- CEOs should avoid being influenced by high-performing companies who quickly announced plans to embrace home-working because they are trying to sell their own technology. (It’s a case of: “They would say that wouldn’t they?“)
- Spend the next few months thinking about how to get work done in the future to foster relationships and emotional connections
I would add to this advice one piece from me, which is to reflect on what you’ve learnt in the last year – about yourself and about different ways to work. What did you discover about yourself? For example, strengths or a new purpose/focus? Consider what you want to keep from this last year, and what you want to discard.
How do you stay connected to employees who are not in the same country as you? At this stage, we just don’t know when corridors will open up to other locations, when quarantine restrictions will lift, or what the cost and insurance implications will be. It is likely that local rules will continue to vary worldwide.
It feels a bit as though we are living inside a science fiction film! I don’t know about you, but I certainly never imagined I would ever have to consider these issues.
Keep power in mind
Some useful questions to ask yourself:
If your team comprises most people in one location and fewer in another, will they all feel equally connected or is there a risk some individuals will feel left out of team discussions? If you’ve been in a team where most of your colleagues are at one site and you are at another, you probably already know what this feels like, unless it’s consciously managed.
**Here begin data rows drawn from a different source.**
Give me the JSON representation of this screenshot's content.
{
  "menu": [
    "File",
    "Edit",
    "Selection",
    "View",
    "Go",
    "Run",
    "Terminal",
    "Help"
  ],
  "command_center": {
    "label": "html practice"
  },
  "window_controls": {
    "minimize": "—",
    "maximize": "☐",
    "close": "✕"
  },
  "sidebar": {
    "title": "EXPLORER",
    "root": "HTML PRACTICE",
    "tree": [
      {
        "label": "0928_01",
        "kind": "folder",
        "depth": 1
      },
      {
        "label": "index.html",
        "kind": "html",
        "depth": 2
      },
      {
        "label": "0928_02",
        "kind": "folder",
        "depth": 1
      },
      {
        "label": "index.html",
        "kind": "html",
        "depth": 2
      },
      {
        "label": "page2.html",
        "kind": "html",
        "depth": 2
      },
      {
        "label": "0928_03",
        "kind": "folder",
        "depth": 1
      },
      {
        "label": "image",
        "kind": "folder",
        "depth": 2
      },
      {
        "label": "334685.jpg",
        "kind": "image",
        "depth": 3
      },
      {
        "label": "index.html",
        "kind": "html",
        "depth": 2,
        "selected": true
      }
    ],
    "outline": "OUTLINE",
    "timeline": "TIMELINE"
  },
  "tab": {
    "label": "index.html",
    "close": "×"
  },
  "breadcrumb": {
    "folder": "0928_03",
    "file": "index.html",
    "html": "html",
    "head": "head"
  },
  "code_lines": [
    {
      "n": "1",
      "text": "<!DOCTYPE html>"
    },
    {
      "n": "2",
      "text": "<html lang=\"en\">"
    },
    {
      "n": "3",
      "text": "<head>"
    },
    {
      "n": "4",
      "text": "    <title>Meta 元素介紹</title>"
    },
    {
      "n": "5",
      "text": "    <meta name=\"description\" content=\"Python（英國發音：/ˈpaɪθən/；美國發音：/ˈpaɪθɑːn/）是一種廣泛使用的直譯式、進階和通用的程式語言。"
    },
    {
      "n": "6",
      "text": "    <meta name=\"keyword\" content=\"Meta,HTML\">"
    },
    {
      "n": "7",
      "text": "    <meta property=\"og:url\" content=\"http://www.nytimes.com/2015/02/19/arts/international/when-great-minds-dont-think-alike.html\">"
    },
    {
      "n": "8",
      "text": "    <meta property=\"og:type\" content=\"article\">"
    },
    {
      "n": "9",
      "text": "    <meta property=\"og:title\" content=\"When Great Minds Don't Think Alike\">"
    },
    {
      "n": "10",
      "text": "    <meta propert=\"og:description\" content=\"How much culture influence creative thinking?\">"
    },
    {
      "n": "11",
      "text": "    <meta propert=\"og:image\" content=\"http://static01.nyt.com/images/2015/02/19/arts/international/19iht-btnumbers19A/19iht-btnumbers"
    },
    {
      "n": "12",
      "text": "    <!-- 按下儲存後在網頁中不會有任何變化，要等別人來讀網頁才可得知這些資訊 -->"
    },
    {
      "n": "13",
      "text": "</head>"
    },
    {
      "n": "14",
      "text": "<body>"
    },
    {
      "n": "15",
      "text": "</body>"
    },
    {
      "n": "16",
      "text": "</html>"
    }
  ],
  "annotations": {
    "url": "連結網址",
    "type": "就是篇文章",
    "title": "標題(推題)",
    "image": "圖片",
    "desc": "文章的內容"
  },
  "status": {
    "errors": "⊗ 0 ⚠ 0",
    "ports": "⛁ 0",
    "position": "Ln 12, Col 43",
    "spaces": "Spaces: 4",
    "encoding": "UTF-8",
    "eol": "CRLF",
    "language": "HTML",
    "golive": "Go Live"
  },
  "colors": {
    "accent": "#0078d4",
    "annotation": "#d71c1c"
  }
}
How will people choose when to come in? Some may be able to attend the workplace frequently, but will they end up with more influence and power than those who choose to remain working remotely? Could this create a disconnect or resentment? Think about this and be aware if it creeps in.
Whatever choices you make need to be done for positive reasons. Rethink what you want and what you fear. Have your people lost social confidence? Are they worried about becoming sick? Do they fear long hours of commuting with less freedom than they’ve had at home? You need to understand and respond to those fears. Of course, good leaders have always done that.
Remember that every individual has had their own experience and challenges. Some have been furloughed, others not. Some have been home-schooling, others not. Some live near nature and beautiful open spaces they can enjoy, others live in the city where everything feels shut down and deserted – pretty eerie if it’s usually buzzing.
I would love to see the sea – but we are not currently allowed to travel more than 5 miles from home. That said, I am lucky to have a dedicated space which I use as my own office. I was used to working from home even before this happened, so I haven’t had to make any physical changes. But I’m aware that other people have to set up a desk in their bedroom to make video calls, or share a laptop with their spouse and children – this isn’t healthy. In addition, some people have been personally impacted by illness and death. If that applies to any of your team, you might find my article useful How to support somebody who is grieving.
As you can tell, there’s a lot to consider, and I hope this article has given you some food for thought.
P.S. To illustrate the point about tech companies promoting home-working, you might enjoy this amusing Apple ad.
- How to re-boot your social skills and confidence
- How to develop resilience and cope with stress
- Are you at risk of burnout?
- How to look after the wellbeing of your workforce
- Compassion: For yourself and others
- Employee engagement
- How to facilitate effective virtual meetings
Start with why: How great leaders inspire everyone to take action
Online engagement. While we are still stuck mostly working from home, there are a number of creative things you can do to enliven your online meetings and boost the energy for people on video calls.